▶ [RECORDS TO USE]
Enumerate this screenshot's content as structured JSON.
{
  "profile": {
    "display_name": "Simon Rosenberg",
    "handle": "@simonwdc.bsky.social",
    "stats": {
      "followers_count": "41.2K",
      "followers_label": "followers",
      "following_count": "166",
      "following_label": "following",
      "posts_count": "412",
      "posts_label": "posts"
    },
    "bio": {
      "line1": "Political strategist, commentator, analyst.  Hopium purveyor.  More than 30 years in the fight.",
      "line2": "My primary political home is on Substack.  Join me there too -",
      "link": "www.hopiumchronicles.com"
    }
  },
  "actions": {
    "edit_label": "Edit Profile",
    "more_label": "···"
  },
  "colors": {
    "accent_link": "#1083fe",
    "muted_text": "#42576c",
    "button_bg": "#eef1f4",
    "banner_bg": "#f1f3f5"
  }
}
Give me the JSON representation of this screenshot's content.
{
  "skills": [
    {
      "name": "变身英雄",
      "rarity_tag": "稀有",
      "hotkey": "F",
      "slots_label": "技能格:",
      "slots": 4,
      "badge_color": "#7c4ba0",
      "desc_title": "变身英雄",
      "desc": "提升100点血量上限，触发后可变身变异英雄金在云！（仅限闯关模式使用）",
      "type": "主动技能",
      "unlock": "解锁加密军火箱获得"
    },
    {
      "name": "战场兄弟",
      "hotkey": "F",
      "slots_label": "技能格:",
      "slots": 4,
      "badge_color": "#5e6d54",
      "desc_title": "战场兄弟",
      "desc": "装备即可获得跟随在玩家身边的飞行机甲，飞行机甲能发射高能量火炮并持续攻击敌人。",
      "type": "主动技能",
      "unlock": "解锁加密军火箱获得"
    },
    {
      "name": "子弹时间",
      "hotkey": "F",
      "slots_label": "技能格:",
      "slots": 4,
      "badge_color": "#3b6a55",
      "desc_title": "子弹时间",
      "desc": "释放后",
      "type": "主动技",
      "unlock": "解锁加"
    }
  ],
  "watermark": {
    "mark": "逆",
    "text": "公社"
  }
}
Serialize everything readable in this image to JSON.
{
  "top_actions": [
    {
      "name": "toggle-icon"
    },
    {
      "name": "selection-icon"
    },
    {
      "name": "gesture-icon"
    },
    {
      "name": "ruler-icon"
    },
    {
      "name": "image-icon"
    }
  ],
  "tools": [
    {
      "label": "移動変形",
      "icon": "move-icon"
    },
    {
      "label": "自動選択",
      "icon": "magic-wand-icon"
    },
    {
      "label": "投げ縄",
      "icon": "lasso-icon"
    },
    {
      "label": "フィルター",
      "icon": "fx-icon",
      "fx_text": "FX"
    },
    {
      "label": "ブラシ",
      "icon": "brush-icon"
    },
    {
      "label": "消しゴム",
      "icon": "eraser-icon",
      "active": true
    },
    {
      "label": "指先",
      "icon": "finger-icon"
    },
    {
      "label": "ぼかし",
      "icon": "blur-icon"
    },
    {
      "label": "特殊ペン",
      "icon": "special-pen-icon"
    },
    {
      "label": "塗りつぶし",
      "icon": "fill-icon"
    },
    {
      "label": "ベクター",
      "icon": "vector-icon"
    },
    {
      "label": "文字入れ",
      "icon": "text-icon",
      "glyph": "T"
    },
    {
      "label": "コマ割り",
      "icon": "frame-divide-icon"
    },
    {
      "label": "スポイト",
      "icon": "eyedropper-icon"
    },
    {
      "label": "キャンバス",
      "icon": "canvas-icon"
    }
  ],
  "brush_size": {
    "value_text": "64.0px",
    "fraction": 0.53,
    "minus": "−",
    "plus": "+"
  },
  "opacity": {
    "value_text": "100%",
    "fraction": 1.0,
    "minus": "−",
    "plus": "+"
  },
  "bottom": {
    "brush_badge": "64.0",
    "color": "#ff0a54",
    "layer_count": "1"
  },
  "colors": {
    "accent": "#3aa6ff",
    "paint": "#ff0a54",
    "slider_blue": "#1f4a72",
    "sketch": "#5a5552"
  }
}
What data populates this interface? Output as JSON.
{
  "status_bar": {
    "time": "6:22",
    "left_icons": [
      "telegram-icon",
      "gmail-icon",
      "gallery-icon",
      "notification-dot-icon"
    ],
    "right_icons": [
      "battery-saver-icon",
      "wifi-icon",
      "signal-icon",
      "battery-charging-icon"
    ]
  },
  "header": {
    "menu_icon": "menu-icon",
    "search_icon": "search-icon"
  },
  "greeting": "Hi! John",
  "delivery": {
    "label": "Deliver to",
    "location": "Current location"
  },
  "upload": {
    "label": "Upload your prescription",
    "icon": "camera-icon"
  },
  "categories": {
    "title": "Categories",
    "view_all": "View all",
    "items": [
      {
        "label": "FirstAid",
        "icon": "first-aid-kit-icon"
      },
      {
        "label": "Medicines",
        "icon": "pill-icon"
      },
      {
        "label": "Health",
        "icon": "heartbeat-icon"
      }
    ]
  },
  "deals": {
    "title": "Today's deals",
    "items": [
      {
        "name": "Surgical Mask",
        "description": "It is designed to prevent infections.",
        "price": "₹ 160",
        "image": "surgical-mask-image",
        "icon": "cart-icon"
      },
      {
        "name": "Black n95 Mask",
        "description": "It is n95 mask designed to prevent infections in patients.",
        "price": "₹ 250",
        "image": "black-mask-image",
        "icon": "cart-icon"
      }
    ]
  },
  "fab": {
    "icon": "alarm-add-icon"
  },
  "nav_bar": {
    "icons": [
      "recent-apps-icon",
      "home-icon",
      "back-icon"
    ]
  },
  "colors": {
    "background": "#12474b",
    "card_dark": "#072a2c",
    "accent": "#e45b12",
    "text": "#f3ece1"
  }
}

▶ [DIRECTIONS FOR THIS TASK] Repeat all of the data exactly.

▶ [EXPECTED ANSWER]
Enumerate this screenshot's content as structured JSON.
{
  "profile": {
    "display_name": "Simon Rosenberg",
    "handle": "@simonwdc.bsky.social",
    "stats": {
      "followers_count": "41.2K",
      "followers_label": "followers",
      "following_count": "166",
      "following_label": "following",
      "posts_count": "412",
      "posts_label": "posts"
    },
    "bio": {
      "line1": "Political strategist, commentator, analyst.  Hopium purveyor.  More than 30 years in the fight.",
      "line2": "My primary political home is on Substack.  Join me there too -",
      "link": "www.hopiumchronicles.com"
    }
  },
  "actions": {
    "edit_label": "Edit Profile",
    "more_label": "···"
  },
  "colors": {
    "accent_link": "#1083fe",
    "muted_text": "#42576c",
    "button_bg": "#eef1f4",
    "banner_bg": "#f1f3f5"
  }
}
Give me the JSON representation of this screenshot's content.
{
  "skills": [
    {
      "name": "变身英雄",
      "rarity_tag": "稀有",
      "hotkey": "F",
      "slots_label": "技能格:",
      "slots": 4,
      "badge_color": "#7c4ba0",
      "desc_title": "变身英雄",
      "desc": "提升100点血量上限，触发后可变身变异英雄金在云！（仅限闯关模式使用）",
      "type": "主动技能",
      "unlock": "解锁加密军火箱获得"
    },
    {
      "name": "战场兄弟",
      "hotkey": "F",
      "slots_label": "技能格:",
      "slots": 4,
      "badge_color": "#5e6d54",
      "desc_title": "战场兄弟",
      "desc": "装备即可获得跟随在玩家身边的飞行机甲，飞行机甲能发射高能量火炮并持续攻击敌人。",
      "type": "主动技能",
      "unlock": "解锁加密军火箱获得"
    },
    {
      "name": "子弹时间",
      "hotkey": "F",
      "slots_label": "技能格:",
      "slots": 4,
      "badge_color": "#3b6a55",
      "desc_title": "子弹时间",
      "desc": "释放后",
      "type": "主动技",
      "unlock": "解锁加"
    }
  ],
  "watermark": {
    "mark": "逆",
    "text": "公社"
  }
}
Serialize everything readable in this image to JSON.
{
  "top_actions": [
    {
      "name": "toggle-icon"
    },
    {
      "name": "selection-icon"
    },
    {
      "name": "gesture-icon"
    },
    {
      "name": "ruler-icon"
    },
    {
      "name": "image-icon"
    }
  ],
  "tools": [
    {
      "label": "移動変形",
      "icon": "move-icon"
    },
    {
      "label": "自動選択",
      "icon": "magic-wand-icon"
    },
    {
      "label": "投げ縄",
      "icon": "lasso-icon"
    },
    {
      "label": "フィルター",
      "icon": "fx-icon",
      "fx_text": "FX"
    },
    {
      "label": "ブラシ",
      "icon": "brush-icon"
    },
    {
      "label": "消しゴム",
      "icon": "eraser-icon",
      "active": true
    },
    {
      "label": "指先",
      "icon": "finger-icon"
    },
    {
      "label": "ぼかし",
      "icon": "blur-icon"
    },
    {
      "label": "特殊ペン",
      "icon": "special-pen-icon"
    },
    {
      "label": "塗りつぶし",
      "icon": "fill-icon"
    },
    {
      "label": "ベクター",
      "icon": "vector-icon"
    },
    {
      "label": "文字入れ",
      "icon": "text-icon",
      "glyph": "T"
    },
    {
      "label": "コマ割り",
      "icon": "frame-divide-icon"
    },
    {
      "label": "スポイト",
      "icon": "eyedropper-icon"
    },
    {
      "label": "キャンバス",
      "icon": "canvas-icon"
    }
  ],
  "brush_size": {
    "value_text": "64.0px",
    "fraction": 0.53,
    "minus": "−",
    "plus": "+"
  },
  "opacity": {
    "value_text": "100%",
    "fraction": 1.0,
    "minus": "−",
    "plus": "+"
  },
  "bottom": {
    "brush_badge": "64.0",
    "color": "#ff0a54",
    "layer_count": "1"
  },
  "colors": {
    "accent": "#3aa6ff",
    "paint": "#ff0a54",
    "slider_blue": "#1f4a72",
    "sketch": "#5a5552"
  }
}
What data populates this interface? Output as JSON.
{
  "status_bar": {
    "time": "6:22",
    "left_icons": [
      "telegram-icon",
      "gmail-icon",
      "gallery-icon",
      "notification-dot-icon"
    ],
    "right_icons": [
      "battery-saver-icon",
      "wifi-icon",
      "signal-icon",
      "battery-charging-icon"
    ]
  },
  "header": {
    "menu_icon": "menu-icon",
    "search_icon": "search-icon"
  },
  "greeting": "Hi! John",
  "delivery": {
    "label": "Deliver to",
    "location": "Current location"
  },
  "upload": {
    "label": "Upload your prescription",
    "icon": "camera-icon"
  },
  "categories": {
    "title": "Categories",
    "view_all": "View all",
    "items": [
      {
        "label": "FirstAid",
        "icon": "first-aid-kit-icon"
      },
      {
        "label": "Medicines",
        "icon": "pill-icon"
      },
      {
        "label": "Health",
        "icon": "heartbeat-icon"
      }
    ]
  },
  "deals": {
    "title": "Today's deals",
    "items": [
      {
        "name": "Surgical Mask",
        "description": "It is designed to prevent infections.",
        "price": "₹ 160",
        "image": "surgical-mask-image",
        "icon": "cart-icon"
      },
      {
        "name": "Black n95 Mask",
        "description": "It is n95 mask designed to prevent infections in patients.",
        "price": "₹ 250",
        "image": "black-mask-image",
        "icon": "cart-icon"
      }
    ]
  },
  "fab": {
    "icon": "alarm-add-icon"
  },
  "nav_bar": {
    "icons": [
      "recent-apps-icon",
      "home-icon",
      "back-icon"
    ]
  },
  "colors": {
    "background": "#12474b",
    "card_dark": "#072a2c",
    "accent": "#e45b12",
    "text": "#f3ece1"
  }
}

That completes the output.